The result sounds like it would be familiar to Uber drivers or modern warehouse workers, even if Amazon never deploys the wristbands it patented in 2016. In an interview published this week, Data & Society Institute researcher Alex Rosenblat outlines the results of a four-year study of ride-hail drivers across the US and Canada. Forget the rhetoric that these drivers are entrepreneurs, she writes; they have a boss, and it's the company's algorithm, which dictates their on-the-job behavior and withholds the data they need to make informed decisions.

If we do nothing, this may be the future of all work. In a discussion last week, University of Leicester associate professor Phoebe Moore located "quantified work" at the intersection of two trends: first, the health-oriented self-quantified movement, and second the succeeding waves of workplace management from industrialization through time and motion study, scientific management, and today's organizational culture, where, as Moore put it, we're supposed to "love our jobs and identify with our employer". The first of these has led to "wellness" programs that, particularly in the US, helped grant employers access to vastly more detailed personal data about their employees than has ever been available to them before.

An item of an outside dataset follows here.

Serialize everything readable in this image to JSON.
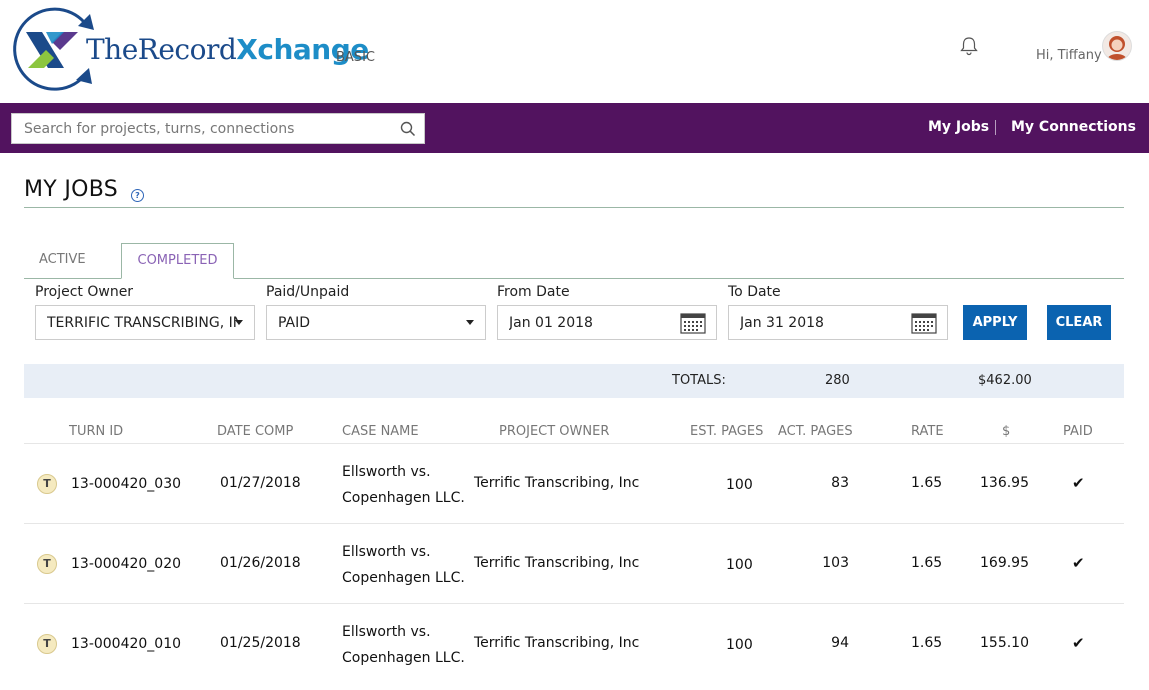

Quantification, the combination of the two trends, Moore warns at Medium, will alter the workplace's social values by tending to pit workers against each other, race track style. Vendors now claim predictive power for AI: which prospective employees fit which jobs, or when staff may be about to quit or take sick leave. One can, as Moore does, easily imagine that, despite the improvements AI can bring, the AI-quantified workplace, will be intensively worker-hostile. The infection continues to spread.


Illustrations: HAL, from 2001: A Space Odyssey (1968).

Wendy M. Grossman is the 2013 winner of the Enigma Award. Her Web site has an extensive archive of her books, articles, and music, and an archive of earlier columns in this series. Stories about the border wars between cyberspace and real life are posted occasionally during the week at the net.wars Pinboard - or follow on Twitter.